Ringworm - Ringworm is a fungal infection - not a worm - transmitted by contact with the skin or fur of an infected dog or cat.  Signs include a bald patch of scaly skin on the scalp, or a ring-shaped, itchy rash on the skin.

Rocky Mountain Spotted Fever - A very serious, tick-borne disease that causes fever, headache, and muscle pain, followed by a rash.  May be fatal if left untreated.

Toxoplasmosis - This parasitic disease spread by contact with cat feces in soil or litter, although the major route of transmission is contaminated meat.  It can cause serious health problems in pregnant women or in people with compromised immune systems.

Proven Ways to protect your family and your pet

Many zoonotic diseases can be prevented by vaccination.  Vaccines are now available for leptospirosis, Lyme disease, and rabies.

In addition, wellness exams performed by your veterinarian can help detect and treat zoonotic infections before they become serious, or are transmitted to other pets or people in your house.

Don't forget to take these steps to help protect your family and your pet

  • Wash your hands often when touching, playing with or caring for pets
  • Never handle the stool of any animal without wearing disposable gloves or using a plastic barrier.
  • Do daily "tick checks" on yourself, your kids, and your pet.  If you find a tick, use tweezers to slowly pull it out.  After removing the tick, immerse it in rubbing alcohol.  Wash the tick bite wound and your hands with soap and water.
  • Don't let your pet drink from standing water outdoors.
  • If you are pregnant, ask someone else in the family to clean the cat's litter box.  If you must do it yourself, wear gloves and immediately wash you hands after changing the litter.
  • Don't let your pet come into contact with feces or urine of other animals.
  • Wash your hands after gardening or working in soil where pets may have relieved themselves.
  • Keep yard and living area free of materials that may attract disease-carrying wildlife.
  • See your veterinarian and make sure your pet is protected against zoonosis and other disease threats in your area.  For your pet AND for your family.
  • If you are scratched or bitten, wash the area with soap and water right away and administer first aid.

Source


General Guidelines for all possible rabies exposures

  1. Wash the bite or scratch thoroughly with soap and running water for at least 10 minutes
  2. Contact doctor AND veterinarian immediately.
  3. Try to capture the biting animal without damaging its head or risking further exposure.
  4. Report the incident to local county health office

General Post-Exposure Guidelines

For Humans: When warranted, five post-exposure treatments are administered.  The first is given with rabies-immune globulin as soon after exposure as possible.  Remaining treatments are given on days 3,7,14, and 28.

For Animals: Post-exposure treatments are typically not given.  Vaccinated animals are boostered after exposure to non vaccinated animals. For the Complete "Indiana Rabies Handbook" please see the Indiana State Board of Animal Health's website Click Here

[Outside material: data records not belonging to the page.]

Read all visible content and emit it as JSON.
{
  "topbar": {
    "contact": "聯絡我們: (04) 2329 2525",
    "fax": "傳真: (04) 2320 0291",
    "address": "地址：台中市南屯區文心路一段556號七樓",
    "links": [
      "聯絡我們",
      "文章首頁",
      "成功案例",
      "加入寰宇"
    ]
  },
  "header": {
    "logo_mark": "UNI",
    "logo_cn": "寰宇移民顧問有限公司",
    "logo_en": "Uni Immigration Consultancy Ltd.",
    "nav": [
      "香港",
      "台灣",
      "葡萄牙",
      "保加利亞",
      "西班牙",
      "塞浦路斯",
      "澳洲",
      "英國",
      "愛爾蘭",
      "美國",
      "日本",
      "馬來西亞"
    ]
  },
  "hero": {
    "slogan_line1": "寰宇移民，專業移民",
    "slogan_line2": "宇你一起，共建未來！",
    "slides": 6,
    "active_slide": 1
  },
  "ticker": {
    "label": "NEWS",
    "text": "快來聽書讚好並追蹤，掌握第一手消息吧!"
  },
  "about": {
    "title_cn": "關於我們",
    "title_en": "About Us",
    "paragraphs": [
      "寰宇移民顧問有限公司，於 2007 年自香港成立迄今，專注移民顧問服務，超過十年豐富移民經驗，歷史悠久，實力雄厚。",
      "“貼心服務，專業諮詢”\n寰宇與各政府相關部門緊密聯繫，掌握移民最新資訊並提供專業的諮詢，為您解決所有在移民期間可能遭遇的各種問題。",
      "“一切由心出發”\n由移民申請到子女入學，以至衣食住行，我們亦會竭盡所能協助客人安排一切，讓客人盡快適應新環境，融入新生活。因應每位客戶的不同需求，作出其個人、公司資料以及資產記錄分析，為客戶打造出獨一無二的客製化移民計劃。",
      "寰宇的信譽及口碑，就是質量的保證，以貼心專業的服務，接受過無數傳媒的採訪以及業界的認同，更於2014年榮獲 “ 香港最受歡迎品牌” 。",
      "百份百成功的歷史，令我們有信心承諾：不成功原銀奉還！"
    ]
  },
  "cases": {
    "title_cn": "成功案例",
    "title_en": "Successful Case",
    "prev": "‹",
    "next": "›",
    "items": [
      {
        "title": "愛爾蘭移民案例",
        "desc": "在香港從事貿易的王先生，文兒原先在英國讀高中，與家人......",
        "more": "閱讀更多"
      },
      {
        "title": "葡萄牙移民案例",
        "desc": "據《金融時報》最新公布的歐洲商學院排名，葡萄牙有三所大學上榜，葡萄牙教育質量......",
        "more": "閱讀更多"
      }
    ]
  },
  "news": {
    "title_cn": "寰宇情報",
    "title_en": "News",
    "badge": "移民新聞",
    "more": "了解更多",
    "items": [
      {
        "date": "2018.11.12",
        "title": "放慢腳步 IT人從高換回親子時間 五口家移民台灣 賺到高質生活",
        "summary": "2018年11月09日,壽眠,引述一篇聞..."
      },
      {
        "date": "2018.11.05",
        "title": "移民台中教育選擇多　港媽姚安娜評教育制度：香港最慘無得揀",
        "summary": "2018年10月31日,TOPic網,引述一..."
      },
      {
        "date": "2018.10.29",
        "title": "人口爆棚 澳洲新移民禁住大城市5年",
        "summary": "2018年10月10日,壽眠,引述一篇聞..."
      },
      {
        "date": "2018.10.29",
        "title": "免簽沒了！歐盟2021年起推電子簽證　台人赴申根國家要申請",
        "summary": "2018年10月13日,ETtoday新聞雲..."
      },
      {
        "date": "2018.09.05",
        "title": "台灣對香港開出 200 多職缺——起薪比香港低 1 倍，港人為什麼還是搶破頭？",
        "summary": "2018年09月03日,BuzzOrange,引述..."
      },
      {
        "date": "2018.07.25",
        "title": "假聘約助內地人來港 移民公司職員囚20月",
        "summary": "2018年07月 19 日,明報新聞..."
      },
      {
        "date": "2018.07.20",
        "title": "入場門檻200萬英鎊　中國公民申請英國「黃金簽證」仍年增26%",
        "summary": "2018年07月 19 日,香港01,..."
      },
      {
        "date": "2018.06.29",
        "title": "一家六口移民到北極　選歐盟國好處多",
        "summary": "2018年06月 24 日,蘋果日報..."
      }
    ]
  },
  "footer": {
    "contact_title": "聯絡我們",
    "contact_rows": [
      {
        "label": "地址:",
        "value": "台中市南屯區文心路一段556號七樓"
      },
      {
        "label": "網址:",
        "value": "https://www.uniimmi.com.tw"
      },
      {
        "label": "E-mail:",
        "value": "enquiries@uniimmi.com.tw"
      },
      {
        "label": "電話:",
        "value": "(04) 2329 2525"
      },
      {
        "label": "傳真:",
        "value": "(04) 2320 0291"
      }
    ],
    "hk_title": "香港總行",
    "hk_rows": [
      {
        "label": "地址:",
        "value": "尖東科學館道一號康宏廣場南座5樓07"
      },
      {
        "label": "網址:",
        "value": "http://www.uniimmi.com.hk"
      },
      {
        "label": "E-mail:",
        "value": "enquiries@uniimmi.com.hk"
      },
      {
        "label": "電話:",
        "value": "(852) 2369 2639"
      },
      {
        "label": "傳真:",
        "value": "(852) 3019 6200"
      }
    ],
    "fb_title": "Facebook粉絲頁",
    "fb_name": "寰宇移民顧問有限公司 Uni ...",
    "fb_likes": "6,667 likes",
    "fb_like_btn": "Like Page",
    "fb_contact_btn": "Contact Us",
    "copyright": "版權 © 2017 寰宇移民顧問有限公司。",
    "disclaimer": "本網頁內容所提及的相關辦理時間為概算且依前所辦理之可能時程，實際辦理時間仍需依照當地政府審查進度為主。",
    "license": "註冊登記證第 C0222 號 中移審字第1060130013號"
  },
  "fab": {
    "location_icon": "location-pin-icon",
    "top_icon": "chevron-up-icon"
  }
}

Human Health

Indiana Family Helpline: 800/433-0746
Indiana State Department of Health: 317/233-7272
Indiana State Rabies Laboratory: 317/233-8048

Animal Health

Indiana State Board of Animal Health: 317/227-0300
Wildlife Conflict Hotline: 800/893-4116